American Heritage School guard Skyla Osceola lines up a jump shot during practice Nov. 16, one day after she signed with Nova Southeastern University. (Kevin Johnson photo)

PLANTATION — Skyla Osceola arrived for basketball practice Nov. 16 sporting a smile under a dark blue ball cap whose three letters revealed where the American Heritage School standout will play her college ball: NSU.

Skyla, a hard-working 5-foot-9 senior who can play any position for the Patriots, signed with Nova Southeastern University the night before in front of her family at home on the Hollywood Reservation, only a few miles from the Fort Lauderdale campus.

“I always wanted to go to college since I was a little girl, but I never knew where I’d end up going,” Skyla said. “I just knew with my hard work and dedication that I was going to get there someday.”

Before practice began, American Heritage coach Greg Farias gathered the team in a huddle and announced Skyla’s college decision. Hugs and applause followed before practice got underway.

Farias described Skyla as being very passionate about winning and is “one of the most versatile players I’ve ever coached.”

“She’s the best shooter on the team, and people don’t realize how big she is, but she can guard the best player on the [other] team, too, small guard or big girl. She can play 1 through 5,” said Farias, who is familiar with NSU basketball having played for the men’s team in the 1990s.

Farias helped his alma mater while helping Skyla, too. He alerted NSU about Skyla. It didn’t take long for NSU to like what it saw during a fall league game.
“Within the first 15 minutes of the first game, [the coach] was already texting me, telling me ‘Thank you for calling me. We appreciate it, and we love her,’” Farias said.

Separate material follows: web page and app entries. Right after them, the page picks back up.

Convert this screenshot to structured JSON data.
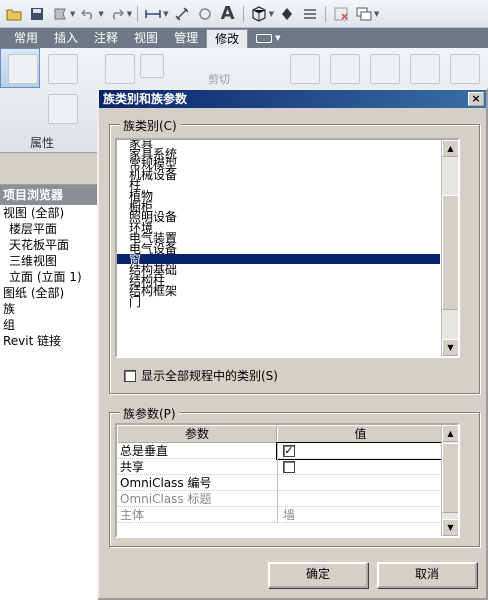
{
  "toolbar": {
    "icons": [
      "open-folder-icon",
      "save-icon",
      "sync-icon",
      "undo-icon",
      "redo-icon",
      "measure-icon",
      "dimension-icon",
      "tag-icon",
      "text-icon",
      "3d-view-icon",
      "section-icon",
      "thin-lines-icon",
      "close-window-icon",
      "switch-window-icon"
    ],
    "text_icon_glyph": "A"
  },
  "ribbon": {
    "tabs": [
      "常用",
      "插入",
      "注释",
      "视图",
      "管理",
      "修改"
    ],
    "active_tab": "修改",
    "properties_label": "属性",
    "cut_label": "剪切"
  },
  "project_browser": {
    "title": "项目浏览器",
    "items": [
      {
        "label": "视图 (全部)",
        "level": 0
      },
      {
        "label": "楼层平面",
        "level": 1
      },
      {
        "label": "天花板平面",
        "level": 1
      },
      {
        "label": "三维视图",
        "level": 1
      },
      {
        "label": "立面 (立面 1)",
        "level": 1
      },
      {
        "label": "图纸 (全部)",
        "level": 0
      },
      {
        "label": "族",
        "level": 0
      },
      {
        "label": "组",
        "level": 0
      },
      {
        "label": "Revit 链接",
        "level": 0
      }
    ]
  },
  "dialog": {
    "title": "族类别和族参数",
    "close_glyph": "×",
    "category_group_label": "族类别(C)",
    "categories": [
      "家具",
      "家具系统",
      "常规模型",
      "机械设备",
      "柱",
      "植物",
      "橱柜",
      "照明设备",
      "环境",
      "电气装置",
      "电气设备",
      "窗",
      "结构基础",
      "结构柱",
      "结构框架",
      "门"
    ],
    "selected_category": "窗",
    "show_all_label": "显示全部规程中的类别(S)",
    "show_all_checked": false,
    "param_group_label": "族参数(P)",
    "param_headers": [
      "参数",
      "值"
    ],
    "params": [
      {
        "name": "总是垂直",
        "value": "",
        "checkbox": true,
        "checked": true,
        "disabled": false
      },
      {
        "name": "共享",
        "value": "",
        "checkbox": true,
        "checked": false,
        "disabled": false
      },
      {
        "name": "OmniClass 编号",
        "value": "",
        "checkbox": false,
        "disabled": false
      },
      {
        "name": "OmniClass 标题",
        "value": "",
        "checkbox": false,
        "disabled": true
      },
      {
        "name": "主体",
        "value": "墙",
        "checkbox": false,
        "disabled": true
      }
    ],
    "ok_label": "确定",
    "cancel_label": "取消",
    "check_glyph": "✓"
  }
}
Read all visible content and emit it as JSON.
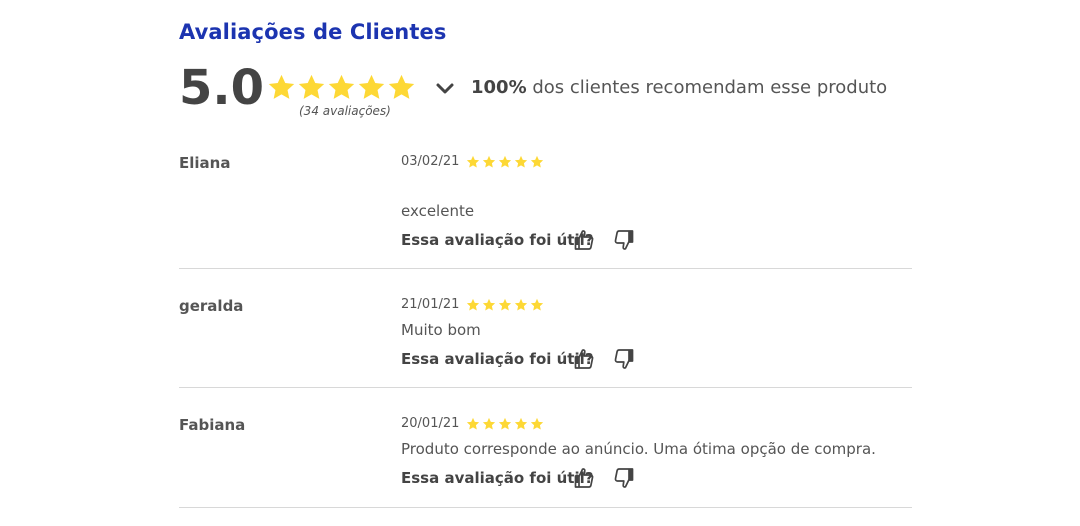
{
  "title": "Avaliações de Clientes",
  "summary": {
    "score": "5.0",
    "rating": 5,
    "count_text": "(34 avaliações)",
    "recommend_pct": "100%",
    "recommend_text": " dos clientes recomendam esse produto"
  },
  "colors": {
    "title": "#1c34b0",
    "star": "#fdd835",
    "divider": "#d8d8d8"
  },
  "reviews": [
    {
      "name": "Eliana",
      "date": "03/02/21",
      "rating": 5,
      "text": "excelente",
      "helpful_label": "Essa avaliação foi útil?"
    },
    {
      "name": "geralda",
      "date": "21/01/21",
      "rating": 5,
      "text": "Muito bom",
      "helpful_label": "Essa avaliação foi útil?"
    },
    {
      "name": "Fabiana",
      "date": "20/01/21",
      "rating": 5,
      "text": "Produto corresponde ao anúncio. Uma ótima opção de compra.",
      "helpful_label": "Essa avaliação foi útil?"
    }
  ],
  "icons": {
    "star": "star-icon",
    "chevron": "chevron-down-icon",
    "like": "thumbs-up-icon",
    "dislike": "thumbs-down-icon"
  }
}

The attraction was mutual.

“From right when they saw me play in the fall league, they definitely showed a lot of interest in me,” said Skyla, who added that she “fell in love” with NSU during a visit.

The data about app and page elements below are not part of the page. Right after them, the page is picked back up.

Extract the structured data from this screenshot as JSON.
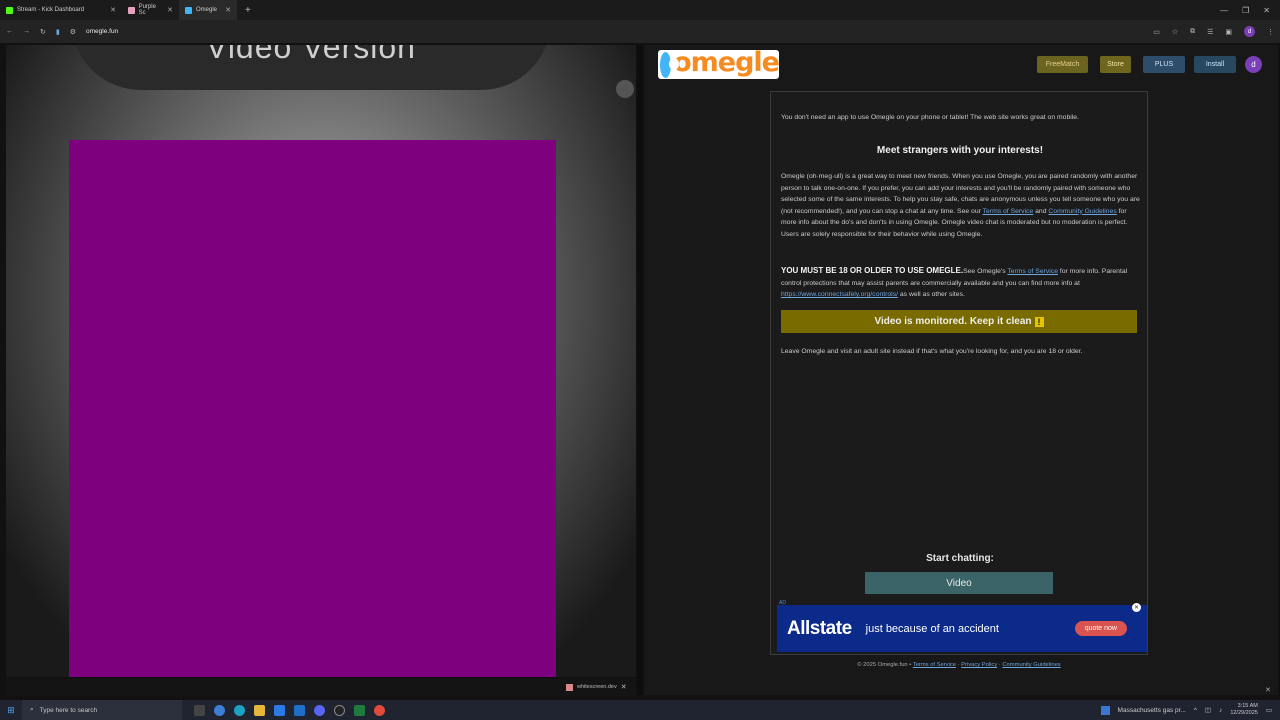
{
  "browser": {
    "tabs": [
      {
        "label": "Stream - Kick Dashboard",
        "favicon_color": "#53fc18"
      },
      {
        "label": "Purple Sc",
        "favicon_color": "#e8a0c0"
      },
      {
        "label": "Omegle",
        "favicon_color": "#42b6f5"
      }
    ],
    "url": "omegle.fun"
  },
  "left": {
    "heading": "Video Version",
    "panel_color": "#7f007f",
    "download_label": "whitescreen.dev"
  },
  "omegle": {
    "logo_text": "omegle",
    "nav": {
      "freematch": "FreeMatch",
      "store": "Store",
      "plus": "PLUS",
      "install": "Install",
      "avatar": "d"
    },
    "mobile_note": "You don't need an app to use Omegle on your phone or tablet! The web site works great on mobile.",
    "heading": "Meet strangers with your interests!",
    "desc_1": "Omegle (oh·meg·ull) is a great way to meet new friends. When you use Omegle, you are paired randomly with another person to talk one-on-one. If you prefer, you can add your interests and you'll be randomly paired with someone who selected some of the same interests. To help you stay safe, chats are anonymous unless you tell someone who you are (not recommended!), and you can stop a chat at any time. See our",
    "desc_tos": "Terms of Service",
    "desc_and": "and",
    "desc_cg": "Community Guidelines",
    "desc_2": "for more info about the do's and don'ts in using Omegle. Omegle video chat is moderated but no moderation is perfect. Users are solely responsible for their behavior while using Omegle.",
    "warn_bold": "YOU MUST BE 18 OR OLDER TO USE OMEGLE.",
    "warn_1": "See Omegle's",
    "warn_tos": "Terms of Service",
    "warn_2": "for more info. Parental control protections that may assist parents are commercially available and you can find more info at",
    "warn_link": "https://www.connectsafely.org/controls/",
    "warn_3": "as well as other sites.",
    "monitored": "Video is monitored. Keep it clean",
    "monitored_icon": "!",
    "adult_note": "Leave Omegle and visit an adult site instead if that's what you're looking for, and you are 18 or older.",
    "start_label": "Start chatting:",
    "video_button": "Video",
    "ad": {
      "label": "AD",
      "brand": "Allstate",
      "tagline": "just because of an accident",
      "cta": "quote now"
    },
    "footer": {
      "copyright": "© 2025 Omegle.fun •",
      "tos": "Terms of Service",
      "privacy": "Privacy Policy",
      "guidelines": "Community Guidelines"
    }
  },
  "taskbar": {
    "search_placeholder": "Type here to search",
    "news": "Massachusetts gas pr...",
    "time": "3:15 AM",
    "date": "12/29/2025"
  }
}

NSU plays in the Sunshine State Conference with fellow NCAA Division II members Barry, Eckerd, Embry Riddle, Florida Southern, Florida Tech, Lynn, Palm Beach Atlantic, Rollins, St. Leo and Tampa.

Although she has already signed, Skyla will take part in American Heritage’s national signing day celebration with its other student-athletes this winter.
Before she adjusts her tassel and shifts her focus to college, Skyla still has her senior season, one that carries even more significance than it otherwise would. This is a comeback year for Skyla, who missed her entire junior campaign due to a torn ACL she suffered while playing in a summer tournament with her club team the Miami Suns.

Long-term injuries for high school basketball players in their junior year are especially cruel because it’s such a vital season to impress college coaches.
“When I first found out I was kind of in shock,” Skyla said. “I had a few tears come down, but I never really let it define me and who I was. I came back and I knew what I had to do. It was hard; it was brutal. I went to physical therapy and I wanted to cry every time I went, but I knew I couldn’t because I knew mentally it was preparing me for something bigger.”

Skyla said she didn’t dwell on all the negative aspects of having to sit out her junior year; instead she used the time off the court to reenergize her passion for basketball and her health.

“I learned a lot of things, especially discipline and being dedicated to the sport I love,” she said. “It took a lot of time and a lot of dedication. It was a rough year, but I’m glad that I’m back and I’m better than I’ve ever been.”

Skyla, who is active in crossfit training, comes from a talented basketball family that includes older siblings and former high school stars Ariah (Hollywood Christian) and Hunter (American Heritage) and dad Marl, an assistant coach for the American Heritage boys team.

By signing with NSU, Skyla is etching a name for herself.

“I’ve been known as Ariah and Hunter’s little sister and I just wanted to make my own name for myself so that with my younger siblings people will say, ‘There goes Skyla’s little sister or Skyla’s little brother,’” she said.

Kevin Johnson
Kevin Johnson is senior editor. He has worked for The Seminole Tribune since 2014. He was previously an editor, photographer and reporter for newspapers in Southwest Florida and Connecticut. Contact Kevin at